From where I’m sitting, I can see that the trees outside of Pullen/Folsom Hall are bare. This can only mean one sad thing: snow is coming. Now I know it’s only October, but I swear I saw some snowflakes last night when I was driving home from work. Don’t fear though, because that just means it’s that time of the year when Netflix starts to release all their cheesy Christmas movies. It also means I have an excuse to wear wool socks with my Birkenstocks again. Oh, how I love the crisp fall air and all the excuses cold weather brings me.
On Sept. 26, 2019, the University of Maine at Presque Isle welcomed LDLS speaker Dr. Theodore C. Van Alst, Jr. After a brief but heartwarming welcome from President Rice, Alst took the stage. Delivering a talk entitled “Matters of Place,” Alst captured his audience’s attention with humor and his apparent passion for writing.

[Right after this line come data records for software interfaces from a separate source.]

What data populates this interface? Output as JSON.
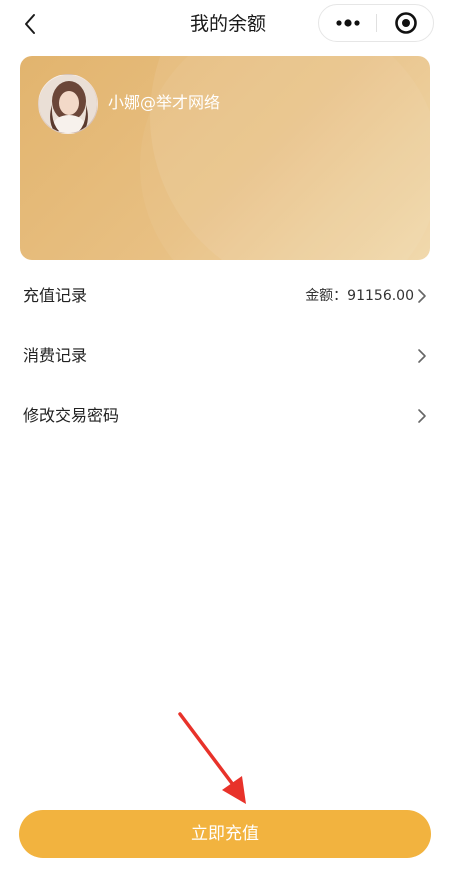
{
  "header": {
    "title": "我的余额",
    "back_icon": "chevron-left-icon",
    "more_icon": "more-dots-icon",
    "target_icon": "target-icon"
  },
  "card": {
    "username": "小娜@举才网络",
    "avatar_icon": "avatar",
    "gradient_start": "#e2b46e",
    "gradient_end": "#f0d6a6"
  },
  "menu": {
    "items": [
      {
        "label": "充值记录",
        "value": "金额：91156.00"
      },
      {
        "label": "消费记录",
        "value": ""
      },
      {
        "label": "修改交易密码",
        "value": ""
      }
    ]
  },
  "footer": {
    "recharge_label": "立即充值",
    "accent": "#f2b33f"
  },
  "annotation": {
    "arrow_color": "#e8322a"
  }
}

Alst graduated from UMPI in 2004 with a bachelors in behavioral science. He shared how he found his way to UMPI. “I’m from away,” he said. “But both of my kids were born here. They were both born at TAMC. It was pretty cool.” After his children were born, Alst was working for a local mill when he decided to begin classes at UMPI. “I found a cool program and they sent me to UMPI and paid for my first semester,” Alst said. “They were like ‘you have to get new clothes, though. You can’t dress like that.” He went on to share a story of how he received a voucher to go buy new clothes and wound up buying more of the same clothes he had before.
Reminiscing about his days at UMPI and the classes he took with then Dr. Rice, Alst shared how he found his interest in writing. “Editing is actually a joy,” he joked. “The next tattoos I get are going to be the proofreader symbols.” Giving further advice on the importance of editing, Alst touched upon writing for an audience. “You have to tell them everything that you want them to know,” he said. “You’re not there reading along, pointing out this mistake or that one. You know, like when you’re trying to impress your significant other by playing guitar and you go ‘Oh wait, oh wait, oh wait’? You can’t do that.”

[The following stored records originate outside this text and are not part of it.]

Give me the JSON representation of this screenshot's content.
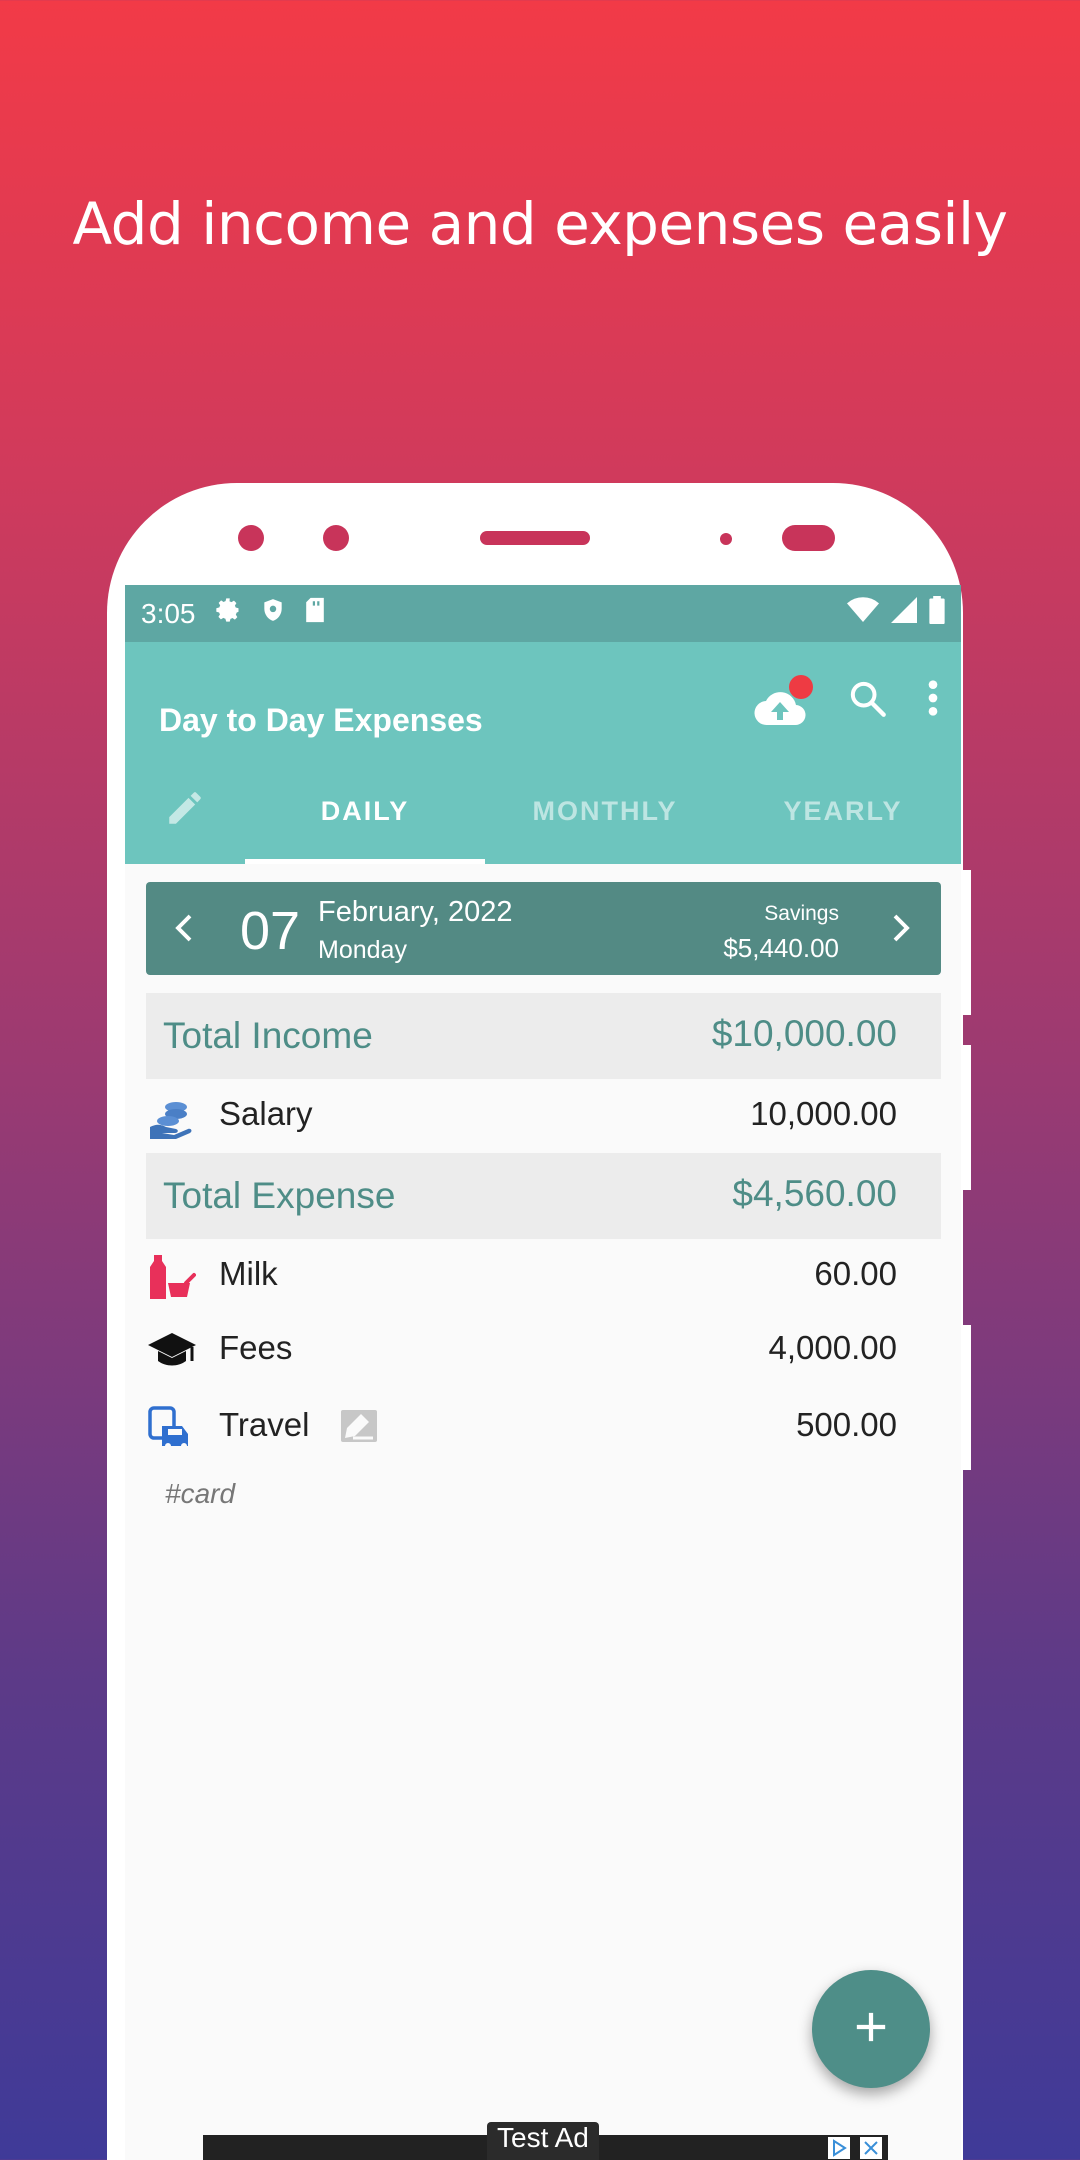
{
  "headline": "Add income and expenses easily",
  "status": {
    "time": "3:05"
  },
  "app": {
    "title": "Day to Day Expenses"
  },
  "tabs": [
    "DAILY",
    "MONTHLY",
    "YEARLY"
  ],
  "date": {
    "day": "07",
    "month_year": "February, 2022",
    "weekday": "Monday",
    "savings_label": "Savings",
    "savings_value": "$5,440.00"
  },
  "income": {
    "label": "Total Income",
    "total": "$10,000.00",
    "items": [
      {
        "name": "Salary",
        "amount": "10,000.00",
        "icon": "salary-icon"
      }
    ]
  },
  "expense": {
    "label": "Total Expense",
    "total": "$4,560.00",
    "items": [
      {
        "name": "Milk",
        "amount": "60.00",
        "icon": "milk-icon"
      },
      {
        "name": "Fees",
        "amount": "4,000.00",
        "icon": "graduation-cap-icon"
      },
      {
        "name": "Travel",
        "amount": "500.00",
        "icon": "transport-icon"
      }
    ]
  },
  "note": "#card",
  "ad": {
    "label": "Test Ad"
  },
  "colors": {
    "primary": "#6dc5be",
    "primary_dark": "#5ea7a3",
    "date_bar": "#538a84",
    "accent_text": "#4e8d87"
  }
}
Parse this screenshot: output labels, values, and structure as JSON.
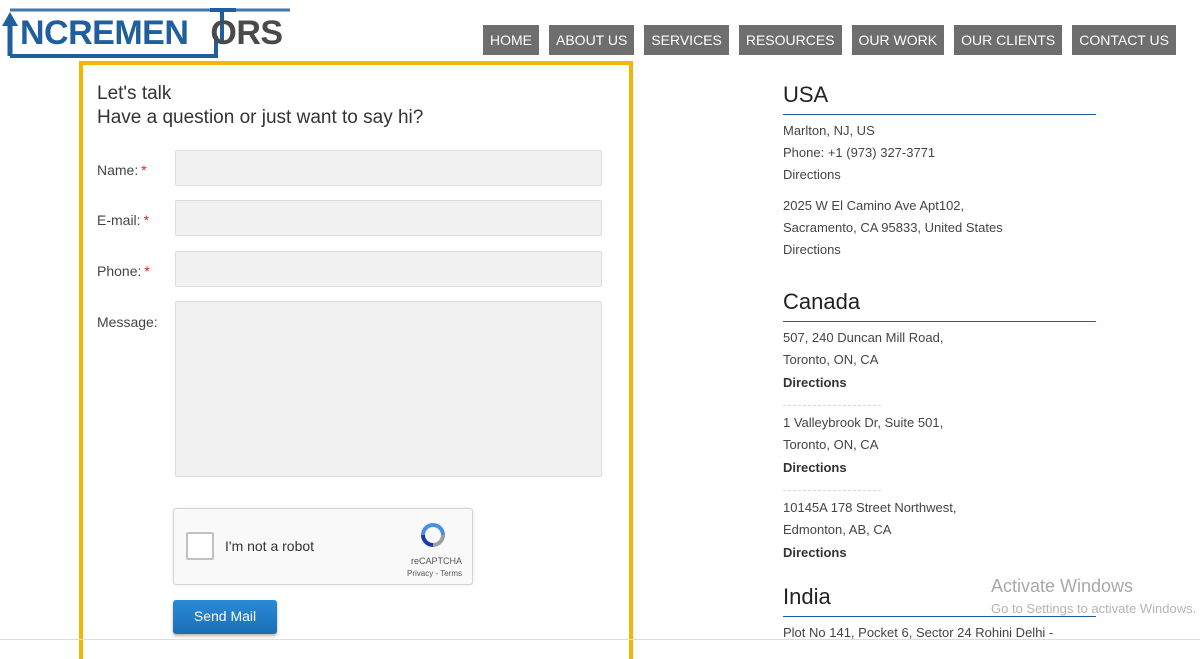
{
  "header": {
    "logo": {
      "part1": "NCREMEN",
      "part2": "ORS"
    },
    "nav": [
      "HOME",
      "ABOUT US",
      "SERVICES",
      "RESOURCES",
      "OUR WORK",
      "OUR CLIENTS",
      "CONTACT US"
    ]
  },
  "form": {
    "title": "Let's talk",
    "subtitle": "Have a question or just want to say hi?",
    "fields": {
      "name_label": "Name:",
      "email_label": "E-mail:",
      "phone_label": "Phone:",
      "message_label": "Message:",
      "required_mark": "*",
      "name_value": "",
      "email_value": "",
      "phone_value": "",
      "message_value": ""
    },
    "captcha": {
      "label": "I'm not a robot",
      "brand": "reCAPTCHA",
      "links": "Privacy - Terms"
    },
    "submit_label": "Send Mail"
  },
  "locations": {
    "usa": {
      "heading": "USA",
      "office1": {
        "line1": "Marlton, NJ, US",
        "line2": "Phone: +1 (973) 327-3771",
        "directions": "Directions"
      },
      "office2": {
        "line1": "2025 W El Camino Ave Apt102,",
        "line2": "Sacramento, CA 95833, United States",
        "directions": "Directions"
      }
    },
    "canada": {
      "heading": "Canada",
      "office1": {
        "line1": "507, 240 Duncan Mill Road,",
        "line2": "Toronto, ON, CA",
        "directions": "Directions"
      },
      "office2": {
        "line1": "1 Valleybrook Dr, Suite 501,",
        "line2": "Toronto, ON, CA",
        "directions": "Directions"
      },
      "office3": {
        "line1": "10145A 178 Street Northwest,",
        "line2": "Edmonton, AB, CA",
        "directions": "Directions"
      }
    },
    "india": {
      "heading": "India",
      "office1": {
        "line1": "Plot No 141, Pocket 6, Sector 24 Rohini Delhi -"
      }
    }
  },
  "watermark": {
    "line1": "Activate Windows",
    "line2": "Go to Settings to activate Windows."
  },
  "colors": {
    "brand_blue": "#1f5f9e",
    "nav_bg": "#6e6e6e",
    "card_border": "#f2b705",
    "button_blue": "#1a6fb5",
    "required": "#e02020"
  }
}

Kylee Mejia, a first-year student at UMPI, found her first LDLS to be more interesting than she thought it would be. “I wasn’t sure if I would find interest in the lecture,” Mejia said. “But then when Dr. Alst began cracking jokes, I got more into it. He made listening to him talk enjoyable, like I wasn’t at a distinguished lecture.” Mejia shared that her experience attending the lecture made her interested to attend more in the future.
To conclude, Alst shared three readings from his latest novel “Sacred Smokes.” His truly inspiring but deeply emotional stories really captured the attention of his audience at UMPI. If you are interested in reading about him further or purchasing his work, Alst’s latest novel can be found for sale on Amazon, https://www.amazon.com/gp/product/0826359906/ref=dbs_a_def_rwt_bibl_vppi_i0.